For 2017 only, because the tire selection deadline for the first five Grands Prix falls before pre-season testing, for these events Pirelli (the single tire supplier) will allocate two sets of the hardest compound specification, four sets of the medium compound specification and seven sets of the softest compound specification to each driver.

4) Outsourcing restrictions: 

Since Haas F1 debuted in 2016 with much success thanks to close cooperation with Ferrari and Dallara, some restrictions have been introduced this year on outsourcing.

If a team does outsource, including being supplied with components from third-party suppliers, then the time spent using aerodynamic chambers and use of CFD technology connected with such contracts is now strictly regulated, and the team is obliged to give the FIA detailed reports on any such testing.

Besides, rules on team specialists moving to another team have been clarified, among other things to prevent leaks of confidential technical information.
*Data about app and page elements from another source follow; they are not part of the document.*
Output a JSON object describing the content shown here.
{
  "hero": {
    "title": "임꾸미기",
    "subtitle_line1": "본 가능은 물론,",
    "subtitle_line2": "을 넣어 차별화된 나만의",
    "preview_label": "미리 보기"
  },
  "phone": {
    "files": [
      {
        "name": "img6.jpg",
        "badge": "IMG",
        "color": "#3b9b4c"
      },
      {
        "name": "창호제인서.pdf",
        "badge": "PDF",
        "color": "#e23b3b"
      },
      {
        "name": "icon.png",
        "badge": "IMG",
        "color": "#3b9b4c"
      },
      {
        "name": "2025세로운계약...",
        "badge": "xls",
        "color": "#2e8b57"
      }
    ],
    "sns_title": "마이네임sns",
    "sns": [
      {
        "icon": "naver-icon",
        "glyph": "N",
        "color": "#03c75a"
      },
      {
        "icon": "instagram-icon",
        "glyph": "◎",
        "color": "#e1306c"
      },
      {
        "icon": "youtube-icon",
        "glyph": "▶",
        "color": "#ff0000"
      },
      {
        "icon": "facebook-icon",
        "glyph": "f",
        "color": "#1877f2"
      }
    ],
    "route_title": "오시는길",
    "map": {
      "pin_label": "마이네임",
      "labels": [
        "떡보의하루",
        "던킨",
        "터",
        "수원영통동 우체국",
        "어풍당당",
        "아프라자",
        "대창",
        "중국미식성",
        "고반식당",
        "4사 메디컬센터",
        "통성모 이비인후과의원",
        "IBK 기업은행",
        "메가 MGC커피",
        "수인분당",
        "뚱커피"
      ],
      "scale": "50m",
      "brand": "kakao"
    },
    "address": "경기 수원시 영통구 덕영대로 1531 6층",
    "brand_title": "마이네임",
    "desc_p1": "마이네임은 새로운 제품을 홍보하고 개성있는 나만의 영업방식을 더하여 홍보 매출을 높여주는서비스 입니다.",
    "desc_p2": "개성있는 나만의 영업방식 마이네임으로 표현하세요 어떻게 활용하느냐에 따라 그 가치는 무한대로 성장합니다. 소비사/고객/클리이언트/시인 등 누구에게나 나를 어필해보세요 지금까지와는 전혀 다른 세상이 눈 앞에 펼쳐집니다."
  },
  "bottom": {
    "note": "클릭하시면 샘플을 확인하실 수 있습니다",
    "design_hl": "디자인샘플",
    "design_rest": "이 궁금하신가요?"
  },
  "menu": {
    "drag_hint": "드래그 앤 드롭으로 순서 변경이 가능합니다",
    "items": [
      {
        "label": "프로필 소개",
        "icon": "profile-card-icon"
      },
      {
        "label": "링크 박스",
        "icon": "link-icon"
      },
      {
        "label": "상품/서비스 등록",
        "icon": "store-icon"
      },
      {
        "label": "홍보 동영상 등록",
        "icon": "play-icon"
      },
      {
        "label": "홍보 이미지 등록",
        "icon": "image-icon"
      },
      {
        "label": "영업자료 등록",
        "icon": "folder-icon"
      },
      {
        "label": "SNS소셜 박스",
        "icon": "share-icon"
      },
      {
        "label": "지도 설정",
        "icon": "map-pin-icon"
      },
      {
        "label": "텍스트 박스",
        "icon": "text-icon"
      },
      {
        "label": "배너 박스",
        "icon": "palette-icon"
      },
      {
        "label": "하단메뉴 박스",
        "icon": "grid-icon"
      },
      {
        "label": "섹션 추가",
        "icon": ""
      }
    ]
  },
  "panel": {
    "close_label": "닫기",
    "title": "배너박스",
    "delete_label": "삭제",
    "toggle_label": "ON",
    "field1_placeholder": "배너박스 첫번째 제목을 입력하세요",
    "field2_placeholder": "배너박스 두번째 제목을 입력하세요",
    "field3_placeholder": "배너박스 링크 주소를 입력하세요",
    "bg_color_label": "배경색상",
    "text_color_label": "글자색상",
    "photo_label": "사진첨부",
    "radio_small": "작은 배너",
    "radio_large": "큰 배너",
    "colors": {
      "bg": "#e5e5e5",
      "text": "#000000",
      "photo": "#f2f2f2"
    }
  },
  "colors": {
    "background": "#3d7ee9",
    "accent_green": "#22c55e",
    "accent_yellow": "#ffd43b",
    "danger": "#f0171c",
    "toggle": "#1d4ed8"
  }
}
Now, all teams must inform the FIA of any significant changes to their personnel, and also present evidence that all reasonable measures to prevent information leakage are taken.

5) Power Unit Supply: 

New rules have been introduced on the supply of power units. This was done to prevent a repeat of the situation in 2015 when the Red Bull and Toro Rosso teams could have ended up without contracts for the supply of power units for the following season. To ensure the supply of power units to customer teams, the homologation procedure now includes an ‘obligation to supply’ that is activated in the event of a team facing an absence of supply.”


I think that these changes will see a significant shake-up of the F1 status quo and seriously homogenize teams’ performance; this in turn will make the races much more neck-and-neck, interesting and exciting. And of course it provides good opportunities for Ferrari! The red team is strong and its drivers are too. Yep, it has everything set for an excellent season, and finally place the car with our logo on it into the hall of fame of this legendary marque :).

PS: Well done and thank you D.M.!